> **AIM OF THE EXERCISE**
Skip the images and return the records below exactly.

[EXTRACTED RECORDS]

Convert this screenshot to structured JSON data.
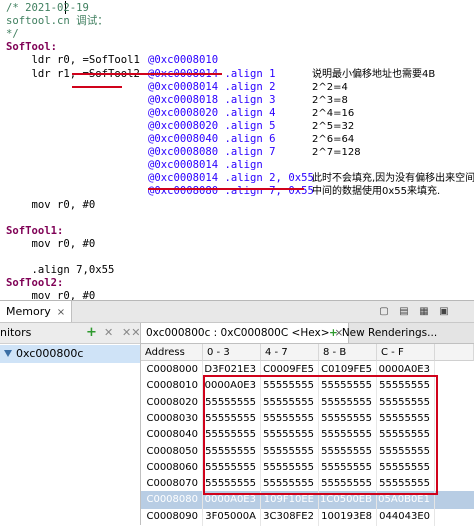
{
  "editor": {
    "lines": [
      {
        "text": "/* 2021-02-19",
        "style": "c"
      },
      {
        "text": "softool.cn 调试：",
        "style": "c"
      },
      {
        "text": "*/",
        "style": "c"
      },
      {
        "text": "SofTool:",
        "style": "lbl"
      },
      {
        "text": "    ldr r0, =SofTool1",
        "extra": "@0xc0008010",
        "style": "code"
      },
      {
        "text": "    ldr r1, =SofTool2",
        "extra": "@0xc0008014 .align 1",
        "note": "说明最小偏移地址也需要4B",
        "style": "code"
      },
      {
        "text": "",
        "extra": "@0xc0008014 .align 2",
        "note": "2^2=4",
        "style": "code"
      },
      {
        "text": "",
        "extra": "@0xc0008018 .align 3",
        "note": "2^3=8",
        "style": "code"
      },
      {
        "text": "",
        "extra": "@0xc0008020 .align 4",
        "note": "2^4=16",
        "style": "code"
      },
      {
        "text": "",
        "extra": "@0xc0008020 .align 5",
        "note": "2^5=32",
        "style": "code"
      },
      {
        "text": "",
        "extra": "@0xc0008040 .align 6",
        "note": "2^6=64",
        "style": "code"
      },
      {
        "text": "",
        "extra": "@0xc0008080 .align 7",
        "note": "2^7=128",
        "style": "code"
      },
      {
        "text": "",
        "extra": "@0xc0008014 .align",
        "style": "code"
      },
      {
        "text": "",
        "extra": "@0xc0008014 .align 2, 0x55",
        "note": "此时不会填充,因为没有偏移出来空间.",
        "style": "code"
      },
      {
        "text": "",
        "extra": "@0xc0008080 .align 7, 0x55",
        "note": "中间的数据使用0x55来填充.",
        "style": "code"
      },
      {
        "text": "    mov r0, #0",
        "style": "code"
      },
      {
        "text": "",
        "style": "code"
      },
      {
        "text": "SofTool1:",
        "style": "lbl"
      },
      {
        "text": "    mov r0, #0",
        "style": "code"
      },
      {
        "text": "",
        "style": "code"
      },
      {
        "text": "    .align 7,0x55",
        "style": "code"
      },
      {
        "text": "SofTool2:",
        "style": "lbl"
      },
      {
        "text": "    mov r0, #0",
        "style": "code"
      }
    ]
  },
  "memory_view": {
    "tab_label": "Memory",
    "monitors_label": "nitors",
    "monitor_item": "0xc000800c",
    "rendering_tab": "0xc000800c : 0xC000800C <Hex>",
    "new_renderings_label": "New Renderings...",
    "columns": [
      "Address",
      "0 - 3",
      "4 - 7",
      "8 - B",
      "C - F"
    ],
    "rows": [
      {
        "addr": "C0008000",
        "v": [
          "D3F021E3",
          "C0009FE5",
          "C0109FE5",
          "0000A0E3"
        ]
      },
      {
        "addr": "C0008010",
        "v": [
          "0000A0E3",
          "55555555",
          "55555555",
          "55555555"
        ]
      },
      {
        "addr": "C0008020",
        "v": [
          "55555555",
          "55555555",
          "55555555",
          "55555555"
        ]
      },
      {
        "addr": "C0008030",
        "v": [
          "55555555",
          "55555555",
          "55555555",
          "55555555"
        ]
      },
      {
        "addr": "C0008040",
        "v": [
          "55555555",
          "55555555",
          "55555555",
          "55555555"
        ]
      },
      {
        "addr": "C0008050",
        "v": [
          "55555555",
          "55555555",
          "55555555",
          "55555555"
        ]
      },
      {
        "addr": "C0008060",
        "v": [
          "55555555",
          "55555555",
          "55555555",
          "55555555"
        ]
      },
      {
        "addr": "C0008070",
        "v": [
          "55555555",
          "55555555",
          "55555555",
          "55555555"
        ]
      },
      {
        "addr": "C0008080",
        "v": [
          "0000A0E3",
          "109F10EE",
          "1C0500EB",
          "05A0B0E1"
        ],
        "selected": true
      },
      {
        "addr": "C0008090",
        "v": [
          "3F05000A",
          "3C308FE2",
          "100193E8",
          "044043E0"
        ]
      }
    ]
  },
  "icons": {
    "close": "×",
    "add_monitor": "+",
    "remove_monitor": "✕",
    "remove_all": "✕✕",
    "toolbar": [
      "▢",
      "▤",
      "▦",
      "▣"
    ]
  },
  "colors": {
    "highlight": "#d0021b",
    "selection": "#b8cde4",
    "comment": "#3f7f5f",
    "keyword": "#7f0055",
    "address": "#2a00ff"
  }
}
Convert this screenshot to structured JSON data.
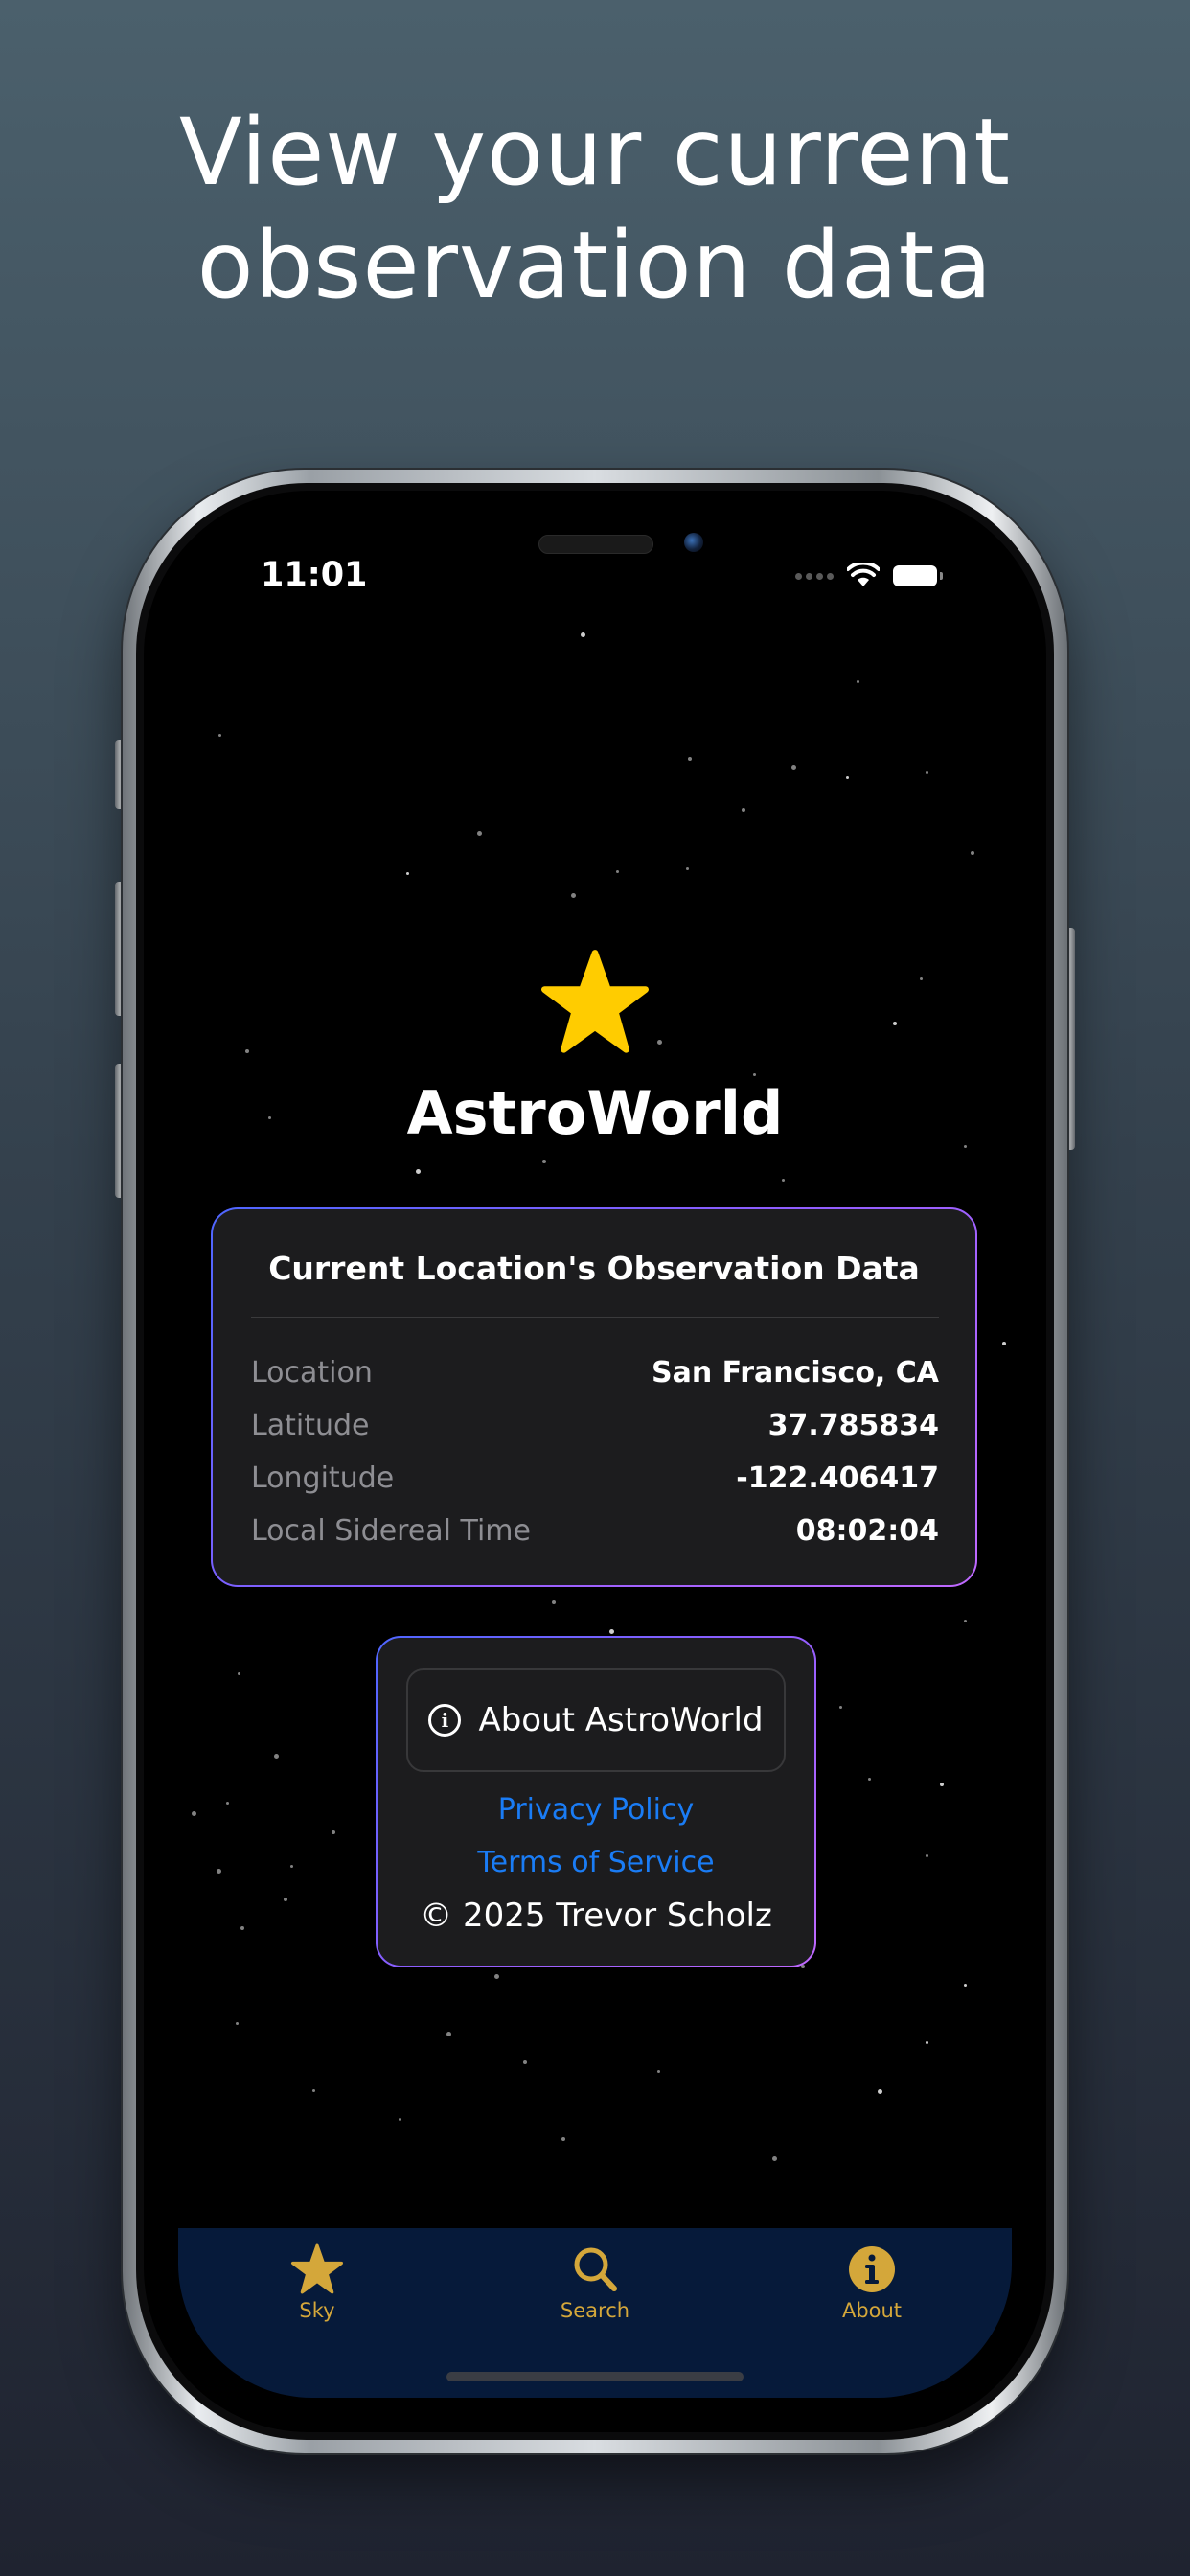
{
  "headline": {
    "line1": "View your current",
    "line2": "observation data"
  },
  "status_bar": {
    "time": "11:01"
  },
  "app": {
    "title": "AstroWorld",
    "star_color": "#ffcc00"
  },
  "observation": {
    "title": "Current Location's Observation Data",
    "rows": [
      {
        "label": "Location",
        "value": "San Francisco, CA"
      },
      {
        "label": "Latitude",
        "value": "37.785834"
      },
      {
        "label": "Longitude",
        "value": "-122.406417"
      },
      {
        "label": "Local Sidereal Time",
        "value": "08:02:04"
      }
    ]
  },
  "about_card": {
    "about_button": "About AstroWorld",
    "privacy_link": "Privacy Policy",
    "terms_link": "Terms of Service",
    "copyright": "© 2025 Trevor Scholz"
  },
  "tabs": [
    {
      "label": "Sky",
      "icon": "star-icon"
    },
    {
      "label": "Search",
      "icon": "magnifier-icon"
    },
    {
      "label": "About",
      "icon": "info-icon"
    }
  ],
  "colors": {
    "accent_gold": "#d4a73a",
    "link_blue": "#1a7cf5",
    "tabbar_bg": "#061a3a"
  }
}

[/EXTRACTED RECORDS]

> **ANSWER SECTION**
Convert this screenshot to structured JSON data.
{
  "editor": {
    "lines": [
      {
        "text": "/* 2021-02-19",
        "style": "c"
      },
      {
        "text": "softool.cn 调试：",
        "style": "c"
      },
      {
        "text": "*/",
        "style": "c"
      },
      {
        "text": "SofTool:",
        "style": "lbl"
      },
      {
        "text": "    ldr r0, =SofTool1",
        "extra": "@0xc0008010",
        "style": "code"
      },
      {
        "text": "    ldr r1, =SofTool2",
        "extra": "@0xc0008014 .align 1",
        "note": "说明最小偏移地址也需要4B",
        "style": "code"
      },
      {
        "text": "",
        "extra": "@0xc0008014 .align 2",
        "note": "2^2=4",
        "style": "code"
      },
      {
        "text": "",
        "extra": "@0xc0008018 .align 3",
        "note": "2^3=8",
        "style": "code"
      },
      {
        "text": "",
        "extra": "@0xc0008020 .align 4",
        "note": "2^4=16",
        "style": "code"
      },
      {
        "text": "",
        "extra": "@0xc0008020 .align 5",
        "note": "2^5=32",
        "style": "code"
      },
      {
        "text": "",
        "extra": "@0xc0008040 .align 6",
        "note": "2^6=64",
        "style": "code"
      },
      {
        "text": "",
        "extra": "@0xc0008080 .align 7",
        "note": "2^7=128",
        "style": "code"
      },
      {
        "text": "",
        "extra": "@0xc0008014 .align",
        "style": "code"
      },
      {
        "text": "",
        "extra": "@0xc0008014 .align 2, 0x55",
        "note": "此时不会填充,因为没有偏移出来空间.",
        "style": "code"
      },
      {
        "text": "",
        "extra": "@0xc0008080 .align 7, 0x55",
        "note": "中间的数据使用0x55来填充.",
        "style": "code"
      },
      {
        "text": "    mov r0, #0",
        "style": "code"
      },
      {
        "text": "",
        "style": "code"
      },
      {
        "text": "SofTool1:",
        "style": "lbl"
      },
      {
        "text": "    mov r0, #0",
        "style": "code"
      },
      {
        "text": "",
        "style": "code"
      },
      {
        "text": "    .align 7,0x55",
        "style": "code"
      },
      {
        "text": "SofTool2:",
        "style": "lbl"
      },
      {
        "text": "    mov r0, #0",
        "style": "code"
      }
    ]
  },
  "memory_view": {
    "tab_label": "Memory",
    "monitors_label": "nitors",
    "monitor_item": "0xc000800c",
    "rendering_tab": "0xc000800c : 0xC000800C <Hex>",
    "new_renderings_label": "New Renderings...",
    "columns": [
      "Address",
      "0 - 3",
      "4 - 7",
      "8 - B",
      "C - F"
    ],
    "rows": [
      {
        "addr": "C0008000",
        "v": [
          "D3F021E3",
          "C0009FE5",
          "C0109FE5",
          "0000A0E3"
        ]
      },
      {
        "addr": "C0008010",
        "v": [
          "0000A0E3",
          "55555555",
          "55555555",
          "55555555"
        ]
      },
      {
        "addr": "C0008020",
        "v": [
          "55555555",
          "55555555",
          "55555555",
          "55555555"
        ]
      },
      {
        "addr": "C0008030",
        "v": [
          "55555555",
          "55555555",
          "55555555",
          "55555555"
        ]
      },
      {
        "addr": "C0008040",
        "v": [
          "55555555",
          "55555555",
          "55555555",
          "55555555"
        ]
      },
      {
        "addr": "C0008050",
        "v": [
          "55555555",
          "55555555",
          "55555555",
          "55555555"
        ]
      },
      {
        "addr": "C0008060",
        "v": [
          "55555555",
          "55555555",
          "55555555",
          "55555555"
        ]
      },
      {
        "addr": "C0008070",
        "v": [
          "55555555",
          "55555555",
          "55555555",
          "55555555"
        ]
      },
      {
        "addr": "C0008080",
        "v": [
          "0000A0E3",
          "109F10EE",
          "1C0500EB",
          "05A0B0E1"
        ],
        "selected": true
      },
      {
        "addr": "C0008090",
        "v": [
          "3F05000A",
          "3C308FE2",
          "100193E8",
          "044043E0"
        ]
      }
    ]
  },
  "icons": {
    "close": "×",
    "add_monitor": "+",
    "remove_monitor": "✕",
    "remove_all": "✕✕",
    "toolbar": [
      "▢",
      "▤",
      "▦",
      "▣"
    ]
  },
  "colors": {
    "highlight": "#d0021b",
    "selection": "#b8cde4",
    "comment": "#3f7f5f",
    "keyword": "#7f0055",
    "address": "#2a00ff"
  }
}
Convert this screenshot to structured JSON data.
{
  "headline": {
    "line1": "View your current",
    "line2": "observation data"
  },
  "status_bar": {
    "time": "11:01"
  },
  "app": {
    "title": "AstroWorld",
    "star_color": "#ffcc00"
  },
  "observation": {
    "title": "Current Location's Observation Data",
    "rows": [
      {
        "label": "Location",
        "value": "San Francisco, CA"
      },
      {
        "label": "Latitude",
        "value": "37.785834"
      },
      {
        "label": "Longitude",
        "value": "-122.406417"
      },
      {
        "label": "Local Sidereal Time",
        "value": "08:02:04"
      }
    ]
  },
  "about_card": {
    "about_button": "About AstroWorld",
    "privacy_link": "Privacy Policy",
    "terms_link": "Terms of Service",
    "copyright": "© 2025 Trevor Scholz"
  },
  "tabs": [
    {
      "label": "Sky",
      "icon": "star-icon"
    },
    {
      "label": "Search",
      "icon": "magnifier-icon"
    },
    {
      "label": "About",
      "icon": "info-icon"
    }
  ],
  "colors": {
    "accent_gold": "#d4a73a",
    "link_blue": "#1a7cf5",
    "tabbar_bg": "#061a3a"
  }
}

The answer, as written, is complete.